* PROMPT *
When a line in the data below includes "this", pick it out and copy it.

* DATA PROVIDED *
• • • • • • •
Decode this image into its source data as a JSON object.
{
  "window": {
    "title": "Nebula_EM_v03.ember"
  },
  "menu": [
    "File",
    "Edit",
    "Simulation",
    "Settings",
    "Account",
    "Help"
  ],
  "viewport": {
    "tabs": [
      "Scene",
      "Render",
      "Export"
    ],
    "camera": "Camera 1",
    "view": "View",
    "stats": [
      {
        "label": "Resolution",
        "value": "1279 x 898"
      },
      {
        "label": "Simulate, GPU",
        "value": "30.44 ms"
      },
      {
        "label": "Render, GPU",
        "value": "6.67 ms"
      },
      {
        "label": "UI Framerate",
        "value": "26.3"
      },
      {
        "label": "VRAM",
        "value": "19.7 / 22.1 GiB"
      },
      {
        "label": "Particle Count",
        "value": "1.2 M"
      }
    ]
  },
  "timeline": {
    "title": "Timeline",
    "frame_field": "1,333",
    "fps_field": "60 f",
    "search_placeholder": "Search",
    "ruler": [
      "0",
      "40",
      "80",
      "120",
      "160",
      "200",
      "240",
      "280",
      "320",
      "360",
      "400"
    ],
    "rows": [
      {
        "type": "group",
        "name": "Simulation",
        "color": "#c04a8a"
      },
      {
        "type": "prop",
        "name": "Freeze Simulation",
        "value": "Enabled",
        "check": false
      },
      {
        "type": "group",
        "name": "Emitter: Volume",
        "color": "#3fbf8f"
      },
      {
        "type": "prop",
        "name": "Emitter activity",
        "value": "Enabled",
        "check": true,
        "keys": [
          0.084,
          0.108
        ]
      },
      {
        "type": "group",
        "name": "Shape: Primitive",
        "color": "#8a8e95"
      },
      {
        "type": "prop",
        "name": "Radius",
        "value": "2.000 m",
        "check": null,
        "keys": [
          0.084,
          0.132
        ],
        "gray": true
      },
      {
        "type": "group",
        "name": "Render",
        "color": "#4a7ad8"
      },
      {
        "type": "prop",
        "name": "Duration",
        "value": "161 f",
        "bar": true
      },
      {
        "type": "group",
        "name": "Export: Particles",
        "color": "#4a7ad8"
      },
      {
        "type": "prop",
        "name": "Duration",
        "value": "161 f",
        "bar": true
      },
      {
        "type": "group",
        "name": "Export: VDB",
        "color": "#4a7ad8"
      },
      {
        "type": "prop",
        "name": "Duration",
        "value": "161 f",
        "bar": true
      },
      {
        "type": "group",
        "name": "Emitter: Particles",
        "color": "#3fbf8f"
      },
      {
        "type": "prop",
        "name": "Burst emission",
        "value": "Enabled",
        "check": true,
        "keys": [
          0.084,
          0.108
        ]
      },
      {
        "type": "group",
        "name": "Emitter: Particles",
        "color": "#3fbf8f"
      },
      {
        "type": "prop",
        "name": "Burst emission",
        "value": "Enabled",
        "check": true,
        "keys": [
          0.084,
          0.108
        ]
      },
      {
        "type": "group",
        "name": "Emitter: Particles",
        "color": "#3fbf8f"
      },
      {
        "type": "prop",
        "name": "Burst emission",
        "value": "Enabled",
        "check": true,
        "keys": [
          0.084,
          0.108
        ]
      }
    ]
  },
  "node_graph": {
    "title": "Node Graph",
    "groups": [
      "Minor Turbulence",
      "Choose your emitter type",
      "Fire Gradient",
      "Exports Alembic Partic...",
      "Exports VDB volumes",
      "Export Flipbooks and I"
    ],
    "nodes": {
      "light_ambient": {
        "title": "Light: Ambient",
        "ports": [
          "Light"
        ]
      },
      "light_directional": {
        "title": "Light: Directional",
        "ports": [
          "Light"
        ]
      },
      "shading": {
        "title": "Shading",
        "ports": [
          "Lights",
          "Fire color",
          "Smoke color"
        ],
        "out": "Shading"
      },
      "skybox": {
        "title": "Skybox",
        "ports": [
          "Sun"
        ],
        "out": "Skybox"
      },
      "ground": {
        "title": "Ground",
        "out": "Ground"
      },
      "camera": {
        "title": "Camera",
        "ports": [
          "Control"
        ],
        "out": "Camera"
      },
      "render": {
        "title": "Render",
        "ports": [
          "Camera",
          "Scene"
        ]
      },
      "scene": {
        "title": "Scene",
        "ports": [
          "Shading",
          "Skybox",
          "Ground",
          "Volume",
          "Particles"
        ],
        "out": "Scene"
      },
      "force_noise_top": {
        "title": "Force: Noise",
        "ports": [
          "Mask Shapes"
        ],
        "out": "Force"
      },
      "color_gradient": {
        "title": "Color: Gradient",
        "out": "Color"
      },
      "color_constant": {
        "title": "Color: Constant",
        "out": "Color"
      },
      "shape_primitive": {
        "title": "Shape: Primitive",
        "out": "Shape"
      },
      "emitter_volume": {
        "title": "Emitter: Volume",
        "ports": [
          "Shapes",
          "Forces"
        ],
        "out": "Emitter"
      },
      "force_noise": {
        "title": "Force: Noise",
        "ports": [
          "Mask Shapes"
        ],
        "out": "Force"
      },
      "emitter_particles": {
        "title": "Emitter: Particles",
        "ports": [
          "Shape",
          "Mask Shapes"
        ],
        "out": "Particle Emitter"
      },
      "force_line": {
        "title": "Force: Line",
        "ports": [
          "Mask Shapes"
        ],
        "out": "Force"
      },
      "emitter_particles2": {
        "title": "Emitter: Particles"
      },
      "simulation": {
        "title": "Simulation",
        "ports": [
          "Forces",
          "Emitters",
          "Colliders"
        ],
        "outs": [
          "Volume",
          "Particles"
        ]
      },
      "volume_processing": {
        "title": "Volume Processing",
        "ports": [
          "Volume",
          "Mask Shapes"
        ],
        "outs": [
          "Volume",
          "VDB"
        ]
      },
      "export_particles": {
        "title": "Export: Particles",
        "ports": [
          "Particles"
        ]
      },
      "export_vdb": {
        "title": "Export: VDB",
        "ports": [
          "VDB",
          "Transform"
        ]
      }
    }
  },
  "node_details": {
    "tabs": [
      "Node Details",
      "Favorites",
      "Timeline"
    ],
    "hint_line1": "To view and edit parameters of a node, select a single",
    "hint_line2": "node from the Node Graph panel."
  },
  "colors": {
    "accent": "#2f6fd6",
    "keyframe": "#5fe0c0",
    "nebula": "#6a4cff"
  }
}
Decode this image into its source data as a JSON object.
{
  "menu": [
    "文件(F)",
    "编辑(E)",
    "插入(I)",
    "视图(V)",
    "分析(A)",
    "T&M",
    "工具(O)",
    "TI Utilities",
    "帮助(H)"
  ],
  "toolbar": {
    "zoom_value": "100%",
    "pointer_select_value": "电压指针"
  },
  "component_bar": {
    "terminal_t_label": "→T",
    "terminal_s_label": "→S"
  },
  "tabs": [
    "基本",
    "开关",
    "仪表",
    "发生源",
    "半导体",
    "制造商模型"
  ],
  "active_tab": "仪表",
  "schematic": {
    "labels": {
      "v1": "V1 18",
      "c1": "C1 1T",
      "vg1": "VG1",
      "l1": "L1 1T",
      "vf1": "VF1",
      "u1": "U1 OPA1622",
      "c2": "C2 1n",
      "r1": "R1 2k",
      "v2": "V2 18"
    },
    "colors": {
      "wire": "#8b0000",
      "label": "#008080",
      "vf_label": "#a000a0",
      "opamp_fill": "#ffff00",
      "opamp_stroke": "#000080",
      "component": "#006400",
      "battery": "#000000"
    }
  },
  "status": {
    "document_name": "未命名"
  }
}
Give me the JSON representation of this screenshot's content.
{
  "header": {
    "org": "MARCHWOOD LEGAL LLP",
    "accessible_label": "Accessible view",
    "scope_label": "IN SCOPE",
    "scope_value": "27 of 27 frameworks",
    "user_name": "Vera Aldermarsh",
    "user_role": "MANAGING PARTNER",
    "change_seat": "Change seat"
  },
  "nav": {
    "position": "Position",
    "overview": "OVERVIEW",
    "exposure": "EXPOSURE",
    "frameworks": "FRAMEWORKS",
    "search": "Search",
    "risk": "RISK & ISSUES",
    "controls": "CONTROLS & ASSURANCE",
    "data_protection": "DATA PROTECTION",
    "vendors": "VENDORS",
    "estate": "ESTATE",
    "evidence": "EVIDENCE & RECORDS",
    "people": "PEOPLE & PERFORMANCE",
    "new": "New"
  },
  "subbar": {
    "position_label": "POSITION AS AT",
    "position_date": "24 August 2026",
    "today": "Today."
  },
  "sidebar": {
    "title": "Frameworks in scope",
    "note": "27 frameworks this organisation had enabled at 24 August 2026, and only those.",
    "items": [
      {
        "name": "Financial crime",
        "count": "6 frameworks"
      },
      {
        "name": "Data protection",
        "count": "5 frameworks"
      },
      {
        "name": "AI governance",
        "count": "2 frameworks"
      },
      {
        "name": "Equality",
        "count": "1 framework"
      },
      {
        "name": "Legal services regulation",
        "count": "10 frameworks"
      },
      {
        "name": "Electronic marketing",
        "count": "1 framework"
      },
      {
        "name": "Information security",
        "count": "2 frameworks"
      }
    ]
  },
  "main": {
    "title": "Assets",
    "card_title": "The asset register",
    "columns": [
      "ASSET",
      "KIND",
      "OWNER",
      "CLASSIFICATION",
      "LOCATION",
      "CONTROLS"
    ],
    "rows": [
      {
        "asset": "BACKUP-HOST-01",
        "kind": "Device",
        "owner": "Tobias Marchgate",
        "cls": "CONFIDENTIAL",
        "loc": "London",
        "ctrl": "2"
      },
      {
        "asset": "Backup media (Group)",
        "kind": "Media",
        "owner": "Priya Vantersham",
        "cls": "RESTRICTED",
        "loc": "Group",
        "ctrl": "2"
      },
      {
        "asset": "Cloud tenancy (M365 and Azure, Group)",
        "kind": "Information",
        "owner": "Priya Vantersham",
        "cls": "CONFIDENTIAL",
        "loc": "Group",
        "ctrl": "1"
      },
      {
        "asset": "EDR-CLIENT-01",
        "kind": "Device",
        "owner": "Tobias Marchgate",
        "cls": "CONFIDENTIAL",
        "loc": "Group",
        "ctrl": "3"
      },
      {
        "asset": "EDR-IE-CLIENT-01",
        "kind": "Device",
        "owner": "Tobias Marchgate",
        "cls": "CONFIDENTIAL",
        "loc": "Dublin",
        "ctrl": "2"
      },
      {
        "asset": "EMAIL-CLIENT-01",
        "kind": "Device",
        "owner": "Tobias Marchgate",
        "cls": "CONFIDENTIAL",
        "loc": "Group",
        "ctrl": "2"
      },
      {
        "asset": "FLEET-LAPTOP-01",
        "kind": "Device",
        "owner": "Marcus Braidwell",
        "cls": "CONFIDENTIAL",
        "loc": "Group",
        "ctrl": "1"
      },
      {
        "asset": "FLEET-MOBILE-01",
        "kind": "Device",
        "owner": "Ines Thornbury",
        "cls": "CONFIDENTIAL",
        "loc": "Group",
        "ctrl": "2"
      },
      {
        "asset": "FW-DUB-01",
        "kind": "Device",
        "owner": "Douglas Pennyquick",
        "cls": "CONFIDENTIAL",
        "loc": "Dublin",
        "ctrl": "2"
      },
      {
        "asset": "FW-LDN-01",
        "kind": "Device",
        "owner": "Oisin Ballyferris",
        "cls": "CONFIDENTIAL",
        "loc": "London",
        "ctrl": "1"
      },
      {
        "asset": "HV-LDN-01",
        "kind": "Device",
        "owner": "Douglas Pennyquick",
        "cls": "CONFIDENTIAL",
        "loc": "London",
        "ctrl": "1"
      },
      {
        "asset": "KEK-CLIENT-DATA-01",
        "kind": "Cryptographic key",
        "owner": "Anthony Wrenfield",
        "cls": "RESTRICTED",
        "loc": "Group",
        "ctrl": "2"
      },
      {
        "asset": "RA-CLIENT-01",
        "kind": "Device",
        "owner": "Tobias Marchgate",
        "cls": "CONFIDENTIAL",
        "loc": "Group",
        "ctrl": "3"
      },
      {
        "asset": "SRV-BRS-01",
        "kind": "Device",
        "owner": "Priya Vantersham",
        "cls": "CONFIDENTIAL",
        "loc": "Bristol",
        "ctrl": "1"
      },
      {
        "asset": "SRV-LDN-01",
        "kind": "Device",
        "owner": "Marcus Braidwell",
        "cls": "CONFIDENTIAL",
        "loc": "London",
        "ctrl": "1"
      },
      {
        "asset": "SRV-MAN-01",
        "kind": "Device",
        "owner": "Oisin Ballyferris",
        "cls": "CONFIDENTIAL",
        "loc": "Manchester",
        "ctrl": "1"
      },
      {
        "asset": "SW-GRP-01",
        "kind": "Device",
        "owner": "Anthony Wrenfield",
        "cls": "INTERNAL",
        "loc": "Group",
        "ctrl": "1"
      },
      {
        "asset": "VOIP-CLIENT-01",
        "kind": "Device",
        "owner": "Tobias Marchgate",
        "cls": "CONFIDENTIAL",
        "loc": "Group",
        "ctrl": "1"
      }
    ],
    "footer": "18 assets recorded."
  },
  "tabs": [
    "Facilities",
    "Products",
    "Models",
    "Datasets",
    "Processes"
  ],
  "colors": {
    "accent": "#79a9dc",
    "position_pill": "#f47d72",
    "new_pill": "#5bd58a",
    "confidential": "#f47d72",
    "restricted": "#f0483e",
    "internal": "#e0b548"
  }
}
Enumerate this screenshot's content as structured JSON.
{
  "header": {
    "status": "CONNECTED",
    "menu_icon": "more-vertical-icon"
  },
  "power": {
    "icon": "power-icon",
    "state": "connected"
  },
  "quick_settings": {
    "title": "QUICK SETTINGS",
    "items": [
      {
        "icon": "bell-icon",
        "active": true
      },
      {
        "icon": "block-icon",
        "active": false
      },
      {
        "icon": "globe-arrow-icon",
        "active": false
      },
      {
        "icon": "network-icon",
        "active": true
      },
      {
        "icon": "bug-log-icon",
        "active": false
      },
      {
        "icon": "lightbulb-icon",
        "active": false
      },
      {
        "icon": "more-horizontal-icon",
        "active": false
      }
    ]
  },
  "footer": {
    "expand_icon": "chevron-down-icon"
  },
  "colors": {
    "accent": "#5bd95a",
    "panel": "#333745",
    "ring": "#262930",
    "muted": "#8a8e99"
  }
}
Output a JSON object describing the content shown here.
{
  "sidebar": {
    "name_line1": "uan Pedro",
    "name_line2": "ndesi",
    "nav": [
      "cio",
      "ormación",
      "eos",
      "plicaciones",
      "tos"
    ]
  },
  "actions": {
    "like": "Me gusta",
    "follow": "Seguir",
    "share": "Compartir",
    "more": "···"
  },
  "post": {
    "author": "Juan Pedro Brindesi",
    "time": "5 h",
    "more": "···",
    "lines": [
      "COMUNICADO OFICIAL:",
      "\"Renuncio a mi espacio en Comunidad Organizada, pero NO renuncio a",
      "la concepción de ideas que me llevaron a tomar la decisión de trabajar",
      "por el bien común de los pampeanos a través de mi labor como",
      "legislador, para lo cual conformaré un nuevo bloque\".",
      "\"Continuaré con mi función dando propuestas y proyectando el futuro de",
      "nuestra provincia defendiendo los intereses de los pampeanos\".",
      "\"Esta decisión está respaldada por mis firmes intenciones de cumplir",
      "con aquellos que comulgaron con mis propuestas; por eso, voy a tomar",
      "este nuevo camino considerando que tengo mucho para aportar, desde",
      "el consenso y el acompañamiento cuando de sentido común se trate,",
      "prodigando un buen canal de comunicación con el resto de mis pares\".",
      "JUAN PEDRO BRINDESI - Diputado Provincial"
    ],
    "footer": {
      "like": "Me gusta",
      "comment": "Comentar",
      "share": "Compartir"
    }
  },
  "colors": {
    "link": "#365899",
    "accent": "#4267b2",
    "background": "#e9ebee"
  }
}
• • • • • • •
* EXERCISE RESULT *
Decode this image into its source data as a JSON object.
Decode this image into its source data as a JSON object.
Give me the JSON representation of this screenshot's content.
    "note": "27 frameworks this organisation had enabled at 24 August 2026, and only those.",
Enumerate this screenshot's content as structured JSON.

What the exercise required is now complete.